Nasdaq leads stock-market gains as tech extends bounce

The Nasdaq Composite led stocks higher Monday, building on a bounce from late last week as investors awaited a stream of corporate results and weighed the outlook for Federal Reserve rate hikes and the prospects for an economic soft landing.

How stocks are trading
  • The Dow Jones Industrial Average

    rose 292 points, or 0.9%, to 33,668.

  • The S&P 500

    was up 54 points, or 1.4%, at 4,027.

  • The Nasdaq Composite

    advanced 228 points, or 2.1%, to 11,368.

Stocks rose sharply on Friday, but the Dow and S&P 500 suffered weekly losses. The Dow slumped 2.7%, while the S&P 500 shed 0.7%. The Nasdaq Composite advanced 0.6% for the week after surging 2.7% on Friday.

What’s driving markets

Wall Street picked up Monday where it left off last week.

“Markets finished the week strongly, with the beaten down Nasdaq continuing to show signs of new year promise. After a [bad] 2022 in which the rising interest rate environment sucked much of the life from growth stocks, there has been some bargain hunting from investors who wonder whether there has been an overshoot of depressed valuations,” said Richard Hunter, head of markets at Interactive Investor.

U.S.-listed shares of audio-streaming service Spotify Technology SA SPOT rose 3.1% Monday after it announced layoffs, contributing to the wave of job cuts sweeping the tech industry.
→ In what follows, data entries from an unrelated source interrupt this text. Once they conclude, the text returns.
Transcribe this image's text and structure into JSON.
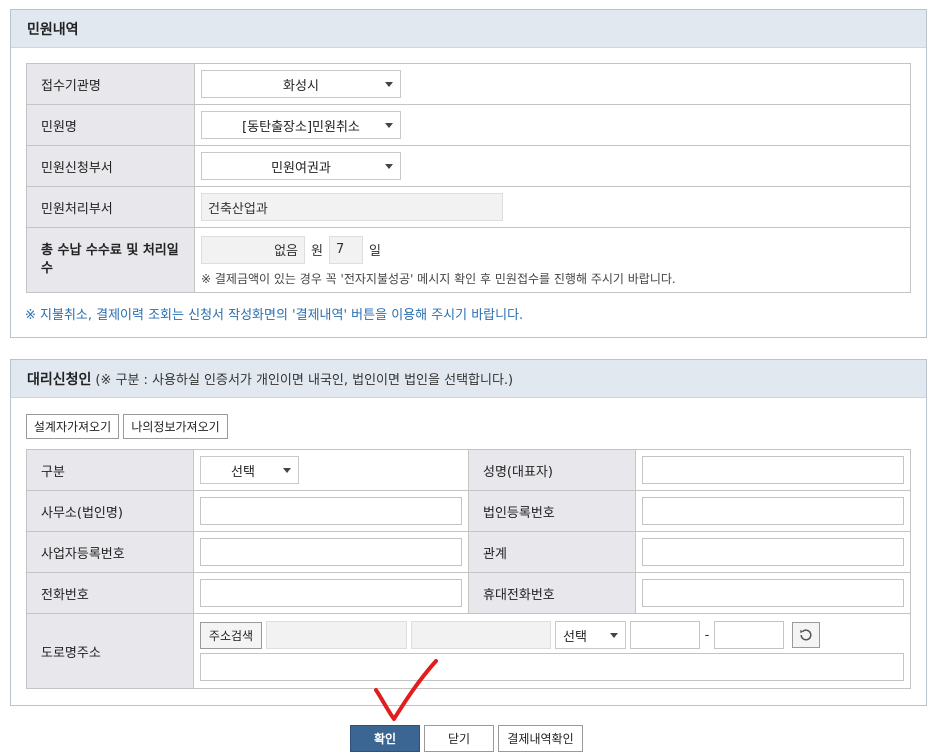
{
  "complaint": {
    "title": "민원내역",
    "agency_label": "접수기관명",
    "agency_value": "화성시",
    "name_label": "민원명",
    "name_value": "[동탄출장소]민원취소",
    "apply_dept_label": "민원신청부서",
    "apply_dept_value": "민원여권과",
    "process_dept_label": "민원처리부서",
    "process_dept_value": "건축산업과",
    "fee_label": "총 수납 수수료 및 처리일수",
    "fee_value": "없음",
    "fee_unit": "원",
    "days_value": "7",
    "days_unit": "일",
    "fee_note": "※ 결제금액이 있는 경우 꼭 '전자지불성공' 메시지 확인 후 민원접수를 진행해 주시기 바랍니다.",
    "info_note": "※ 지불취소, 결제이력 조회는 신청서 작성화면의 '결제내역' 버튼을 이용해 주시기 바랍니다."
  },
  "proxy": {
    "title": "대리신청인",
    "note": "(※ 구분 : 사용하실 인증서가 개인이면 내국인, 법인이면 법인을 선택합니다.)",
    "load_designer_button": "설계자가져오기",
    "load_myinfo_button": "나의정보가져오기",
    "type_label": "구분",
    "type_value": "선택",
    "rep_name_label": "성명(대표자)",
    "office_label": "사무소(법인명)",
    "corp_reg_label": "법인등록번호",
    "biz_reg_label": "사업자등록번호",
    "relation_label": "관계",
    "phone_label": "전화번호",
    "mobile_label": "휴대전화번호",
    "address_label": "도로명주소",
    "address_search_button": "주소검색",
    "address_select_value": "선택",
    "zip_separator": "-"
  },
  "actions": {
    "confirm": "확인",
    "close": "닫기",
    "payment_history": "결제내역확인"
  },
  "colors": {
    "header_bg": "#e1e8f0",
    "label_bg": "#e8e8ec",
    "primary_button": "#3b6592",
    "info_text": "#2a6fb0",
    "annotation_red": "#e01e1e"
  }
}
Tech-related shares were lifted last week amid a continued stream of job cuts from megacap companies, including Inc.

and Google parent Alphabet Inc.
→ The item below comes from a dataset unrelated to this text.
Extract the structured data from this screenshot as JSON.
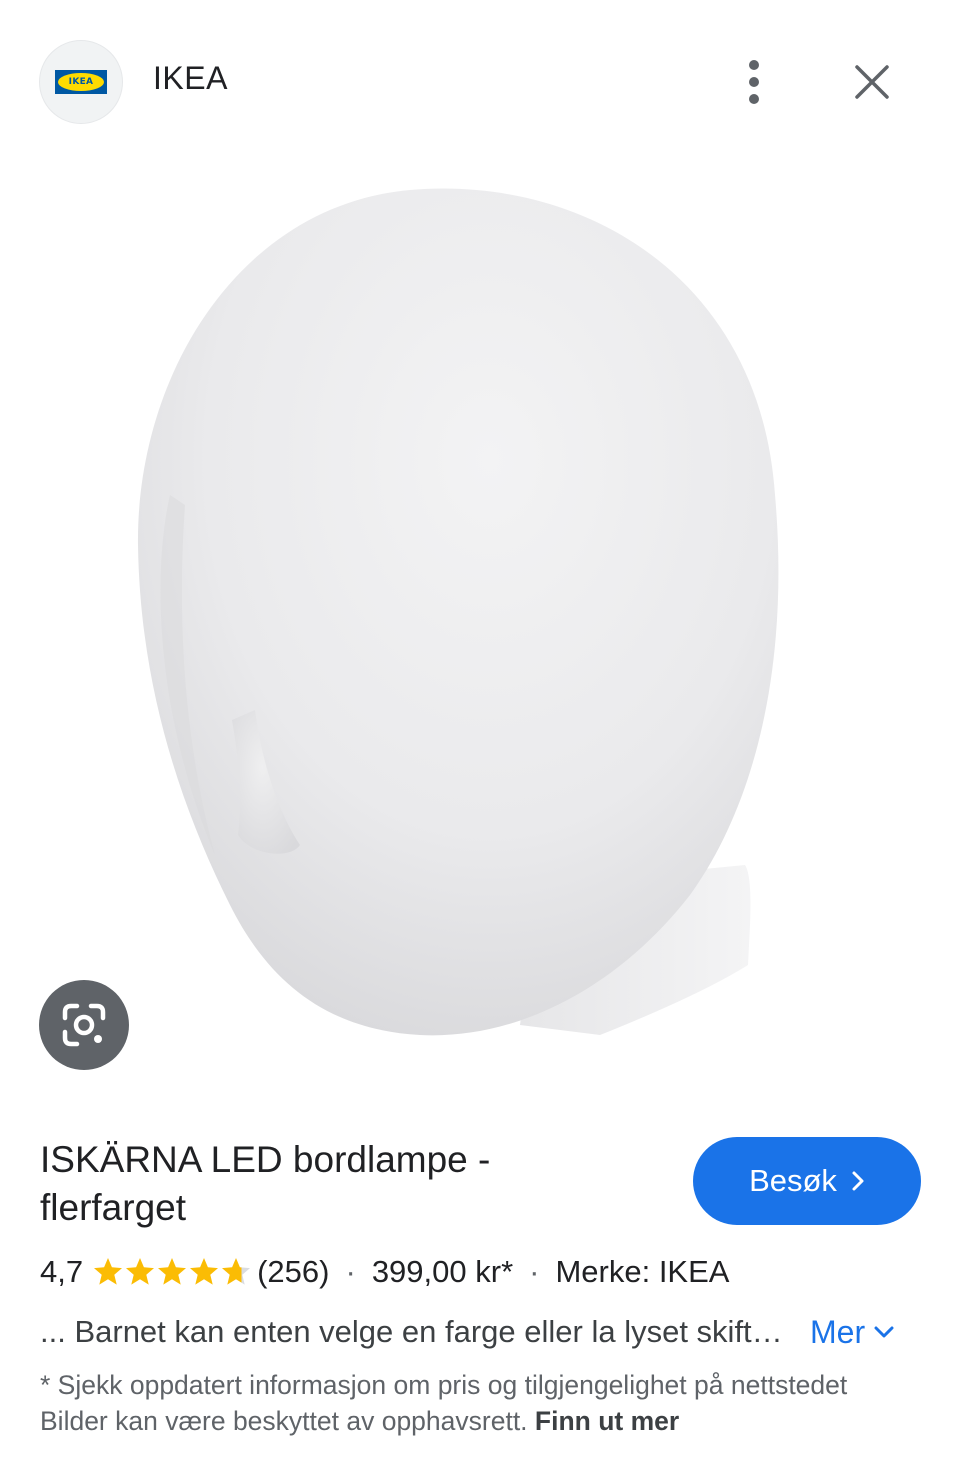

First Take: Big Tech layoffs are not as big as they appear at first glance

The stock market’s recent vacillations reflect how traders daily shift the emphasis they afford the market’s current main drivers; fears of an economic slowdown; how much the Federal Reserve will continue to raise interest rates given inflation levels and evidence of any slowdown; and the impact these factors will have on corporate earnings.

The Fed is now in its blackout period ahead of its next decision on interest rates, due Feb. 1, so traders will have no monetary policy chatter on which to make bets. Consequently, the continuing earnings season will likely carry greater heft for now.
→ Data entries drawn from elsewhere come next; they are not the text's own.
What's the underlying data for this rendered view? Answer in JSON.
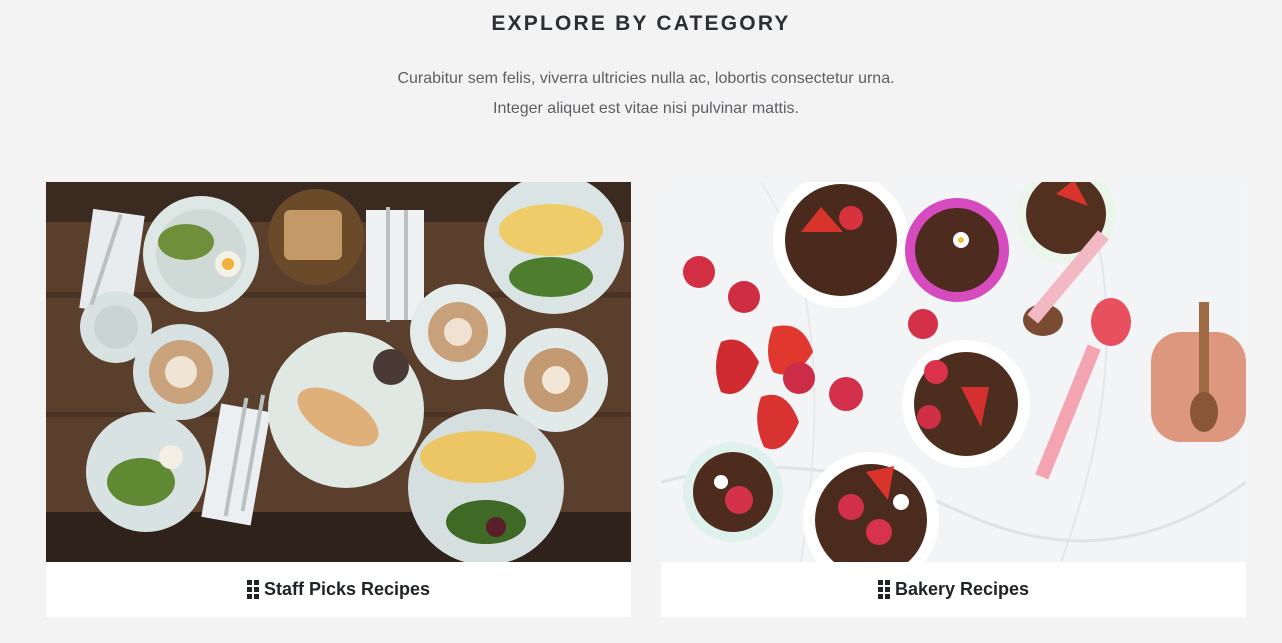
{
  "section": {
    "title": "EXPLORE BY CATEGORY",
    "description": "Curabitur sem felis, viverra ultricies nulla ac, lobortis consectetur urna. Integer aliquet est vitae nisi pulvinar mattis."
  },
  "categories": [
    {
      "label": "Staff Picks Recipes",
      "icon": "grid-icon",
      "image": "breakfast-table-photo"
    },
    {
      "label": "Bakery Recipes",
      "icon": "grid-icon",
      "image": "chocolate-strawberry-desserts-photo"
    }
  ],
  "colors": {
    "background": "#f3f3f3",
    "card": "#ffffff",
    "heading": "#2b2f33",
    "body_text": "#5c5f63"
  }
}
“The strength of the global economy is a big question this week and next as industrials and technology companies gear up to report earnings. With greater exposure to international markets, their performance will be a good guidepost for how the global economy is doing compared to the U.S.,” said Mark Hackett, chief of investment research at Nationwide, in a note.

“We can expect to still see healthy earnings from these companies, despite recent layoffs,” he said.

Monday’s earnings roster was light. But picks up over the next few days as the likes of General Electric Co.
Johnson & Johnson
Microsoft Corp.
Tesla Inc.
Verizon Communications Inc.
International Business Machines Corp.

and Intel Corp.

deliver updates.

For the week ahead, 93 companies in the S&P 500 index and 12 of the 30 Dow Jones Industrial Average components, are set to report quarterly results.

Earnings Watch: Microsoft, Tesla and Intel are about to face the doubters

The earnings season so far has been a mixed bag. Tajinder Dhillon, analyst at Refinitiv, said 63.6% of companies so far have beaten earnings estimates, compared with the long-term average of 66.3%, and the prior four quarter average of 75.5%.

Many bourses in Asia, notably Hong Kong and Shanghai, were closed for the Lunar New Year, but elsewhere the tone was upbeat, with Japan’s Nikkei 225

gaining 1.3%.

“Investor confidence has surged into the Lunar New Year after China lifted its drastic COVID restrictions and hopes have risen that the end to interest rate hikes may finally be in sight while there have been signs economies may prove more resilient in the downturn,” said Susannah Streeter, senior investment and markets analyst at Hargreaves Lansdown.

The U.S. leading economic index sank 1% in December and flashed even stronger signals that a recession is likely soon. Economists polled by The Wall Street Journal had forecast a 0.7% decline.

The LEI is a gauge of 10 indicators designed to show whether the economy is getting better or worse. The report is published by the nonprofit Conference Board.

Companies in focus